▸ **WORK TO BE COMPLETED**
Using the data below, gather each line that includes the word "nSettings".

[Entries taken from a collection]
--------

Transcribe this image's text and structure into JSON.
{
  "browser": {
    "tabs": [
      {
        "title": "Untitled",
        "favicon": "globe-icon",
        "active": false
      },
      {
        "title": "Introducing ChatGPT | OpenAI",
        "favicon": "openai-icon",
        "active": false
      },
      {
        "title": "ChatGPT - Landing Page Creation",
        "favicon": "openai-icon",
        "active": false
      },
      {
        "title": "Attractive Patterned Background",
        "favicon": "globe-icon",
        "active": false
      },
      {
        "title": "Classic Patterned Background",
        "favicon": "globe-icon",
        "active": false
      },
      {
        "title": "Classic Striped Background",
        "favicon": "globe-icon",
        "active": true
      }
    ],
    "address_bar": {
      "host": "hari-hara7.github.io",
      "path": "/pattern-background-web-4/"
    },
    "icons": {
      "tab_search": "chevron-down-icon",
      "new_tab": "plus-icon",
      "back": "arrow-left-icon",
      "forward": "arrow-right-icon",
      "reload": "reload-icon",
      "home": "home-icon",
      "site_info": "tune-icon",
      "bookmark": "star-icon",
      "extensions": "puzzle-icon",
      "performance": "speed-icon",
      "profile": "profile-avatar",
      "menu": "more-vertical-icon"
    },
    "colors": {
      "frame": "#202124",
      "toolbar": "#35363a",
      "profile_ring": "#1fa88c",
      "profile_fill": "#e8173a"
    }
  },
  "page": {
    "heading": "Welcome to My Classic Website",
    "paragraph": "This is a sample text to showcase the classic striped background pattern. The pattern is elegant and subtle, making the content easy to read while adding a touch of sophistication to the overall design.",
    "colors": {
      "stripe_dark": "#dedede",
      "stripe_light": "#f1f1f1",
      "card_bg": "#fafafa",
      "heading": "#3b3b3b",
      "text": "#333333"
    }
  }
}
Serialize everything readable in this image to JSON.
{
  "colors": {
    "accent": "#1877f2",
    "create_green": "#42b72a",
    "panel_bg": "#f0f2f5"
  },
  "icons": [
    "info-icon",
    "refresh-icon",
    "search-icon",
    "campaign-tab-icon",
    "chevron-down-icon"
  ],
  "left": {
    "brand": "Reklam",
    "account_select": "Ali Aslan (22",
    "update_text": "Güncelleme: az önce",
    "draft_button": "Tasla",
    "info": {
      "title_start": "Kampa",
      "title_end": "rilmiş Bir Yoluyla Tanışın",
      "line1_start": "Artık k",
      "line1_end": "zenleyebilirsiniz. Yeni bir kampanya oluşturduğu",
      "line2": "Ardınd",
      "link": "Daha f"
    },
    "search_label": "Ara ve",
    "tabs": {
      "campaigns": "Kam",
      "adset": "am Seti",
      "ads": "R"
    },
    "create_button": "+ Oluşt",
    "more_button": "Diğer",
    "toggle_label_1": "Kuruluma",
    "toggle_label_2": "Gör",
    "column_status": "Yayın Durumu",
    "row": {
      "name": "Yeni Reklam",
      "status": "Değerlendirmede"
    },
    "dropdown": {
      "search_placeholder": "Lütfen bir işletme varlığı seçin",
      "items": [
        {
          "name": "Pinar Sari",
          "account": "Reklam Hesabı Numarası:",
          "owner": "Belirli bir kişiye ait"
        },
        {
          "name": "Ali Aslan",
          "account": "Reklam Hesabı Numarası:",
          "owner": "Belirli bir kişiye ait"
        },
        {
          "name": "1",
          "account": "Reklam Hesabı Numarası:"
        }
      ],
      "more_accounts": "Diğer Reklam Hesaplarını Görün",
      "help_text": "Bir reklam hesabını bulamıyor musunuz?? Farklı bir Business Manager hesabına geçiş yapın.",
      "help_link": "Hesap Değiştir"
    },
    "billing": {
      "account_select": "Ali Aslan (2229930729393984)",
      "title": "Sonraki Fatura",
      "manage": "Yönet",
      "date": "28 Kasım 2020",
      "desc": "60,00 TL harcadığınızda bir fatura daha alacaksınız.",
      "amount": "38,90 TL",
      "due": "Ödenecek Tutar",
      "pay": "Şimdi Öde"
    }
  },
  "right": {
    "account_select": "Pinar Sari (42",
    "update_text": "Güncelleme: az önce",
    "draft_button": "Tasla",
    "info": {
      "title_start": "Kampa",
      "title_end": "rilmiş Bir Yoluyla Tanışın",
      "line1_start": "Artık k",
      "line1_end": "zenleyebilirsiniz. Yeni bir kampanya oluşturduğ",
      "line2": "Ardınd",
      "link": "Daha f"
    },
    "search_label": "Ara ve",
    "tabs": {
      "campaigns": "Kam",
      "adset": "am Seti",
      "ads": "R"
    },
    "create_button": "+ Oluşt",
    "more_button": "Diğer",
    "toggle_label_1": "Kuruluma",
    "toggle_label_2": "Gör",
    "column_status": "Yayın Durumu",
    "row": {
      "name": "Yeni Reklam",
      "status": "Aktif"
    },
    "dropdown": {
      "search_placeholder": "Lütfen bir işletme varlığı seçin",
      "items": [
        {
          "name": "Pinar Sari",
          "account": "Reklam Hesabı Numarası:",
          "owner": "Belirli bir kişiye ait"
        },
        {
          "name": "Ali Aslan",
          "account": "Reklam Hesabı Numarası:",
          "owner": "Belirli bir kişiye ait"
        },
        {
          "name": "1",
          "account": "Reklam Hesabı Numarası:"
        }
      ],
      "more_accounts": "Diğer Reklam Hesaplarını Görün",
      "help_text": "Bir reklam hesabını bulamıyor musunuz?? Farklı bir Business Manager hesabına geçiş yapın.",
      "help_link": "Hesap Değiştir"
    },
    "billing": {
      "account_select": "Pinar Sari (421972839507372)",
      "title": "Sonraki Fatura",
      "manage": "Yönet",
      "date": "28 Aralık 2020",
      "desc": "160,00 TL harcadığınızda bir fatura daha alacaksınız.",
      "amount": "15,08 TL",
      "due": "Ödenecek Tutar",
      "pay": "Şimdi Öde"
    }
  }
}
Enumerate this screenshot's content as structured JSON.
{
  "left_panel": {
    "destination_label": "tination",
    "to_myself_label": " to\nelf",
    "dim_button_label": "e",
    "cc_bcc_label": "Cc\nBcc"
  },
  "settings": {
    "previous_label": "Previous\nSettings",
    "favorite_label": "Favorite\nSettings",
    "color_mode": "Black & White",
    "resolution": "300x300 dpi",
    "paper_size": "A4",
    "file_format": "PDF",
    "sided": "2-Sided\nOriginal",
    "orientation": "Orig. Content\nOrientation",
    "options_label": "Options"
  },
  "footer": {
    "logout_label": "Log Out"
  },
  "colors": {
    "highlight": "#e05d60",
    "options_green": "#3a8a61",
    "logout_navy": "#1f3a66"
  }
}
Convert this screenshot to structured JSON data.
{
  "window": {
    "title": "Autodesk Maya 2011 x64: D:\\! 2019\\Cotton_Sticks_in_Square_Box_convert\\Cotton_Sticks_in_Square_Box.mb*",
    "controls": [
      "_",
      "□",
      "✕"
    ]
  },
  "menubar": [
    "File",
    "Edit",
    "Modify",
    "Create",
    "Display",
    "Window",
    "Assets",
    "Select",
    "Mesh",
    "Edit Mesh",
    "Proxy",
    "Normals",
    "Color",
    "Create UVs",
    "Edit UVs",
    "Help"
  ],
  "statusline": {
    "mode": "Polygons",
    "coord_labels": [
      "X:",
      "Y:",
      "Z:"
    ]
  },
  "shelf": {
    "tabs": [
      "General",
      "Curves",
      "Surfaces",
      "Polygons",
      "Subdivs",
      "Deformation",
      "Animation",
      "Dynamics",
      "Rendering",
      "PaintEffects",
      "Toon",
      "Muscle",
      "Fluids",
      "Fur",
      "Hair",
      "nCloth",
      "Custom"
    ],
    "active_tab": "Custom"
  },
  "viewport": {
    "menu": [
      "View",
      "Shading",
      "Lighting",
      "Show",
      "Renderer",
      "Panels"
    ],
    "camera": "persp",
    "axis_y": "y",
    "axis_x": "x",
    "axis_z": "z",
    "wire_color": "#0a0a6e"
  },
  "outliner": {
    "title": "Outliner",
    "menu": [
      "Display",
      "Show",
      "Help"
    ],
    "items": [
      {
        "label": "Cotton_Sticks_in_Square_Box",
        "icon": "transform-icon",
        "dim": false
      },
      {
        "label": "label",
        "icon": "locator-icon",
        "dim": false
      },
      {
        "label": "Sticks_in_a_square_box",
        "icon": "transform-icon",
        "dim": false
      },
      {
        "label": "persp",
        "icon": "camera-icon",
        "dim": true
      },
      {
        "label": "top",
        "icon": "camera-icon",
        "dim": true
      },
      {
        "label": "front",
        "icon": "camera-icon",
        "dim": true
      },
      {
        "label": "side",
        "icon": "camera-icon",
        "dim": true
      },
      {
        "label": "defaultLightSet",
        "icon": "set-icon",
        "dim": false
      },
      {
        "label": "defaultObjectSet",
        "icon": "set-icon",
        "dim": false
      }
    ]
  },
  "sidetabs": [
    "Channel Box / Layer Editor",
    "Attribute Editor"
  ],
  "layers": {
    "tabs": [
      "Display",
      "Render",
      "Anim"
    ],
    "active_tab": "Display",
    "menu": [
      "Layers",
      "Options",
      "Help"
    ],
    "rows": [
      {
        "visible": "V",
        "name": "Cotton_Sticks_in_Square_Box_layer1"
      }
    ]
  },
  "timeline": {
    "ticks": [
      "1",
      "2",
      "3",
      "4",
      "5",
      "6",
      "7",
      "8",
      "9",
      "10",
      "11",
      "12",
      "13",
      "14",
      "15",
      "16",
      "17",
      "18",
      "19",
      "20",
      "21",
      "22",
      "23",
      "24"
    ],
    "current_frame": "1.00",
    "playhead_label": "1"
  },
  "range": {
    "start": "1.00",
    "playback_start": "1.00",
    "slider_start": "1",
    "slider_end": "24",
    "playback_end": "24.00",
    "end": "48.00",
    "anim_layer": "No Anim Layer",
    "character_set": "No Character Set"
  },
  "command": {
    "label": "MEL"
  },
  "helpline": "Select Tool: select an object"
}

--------

▸ **TASK RESPONSE**
    "previous_label": "Previous\nSettings",
    "favorite_label": "Favorite\nSettings",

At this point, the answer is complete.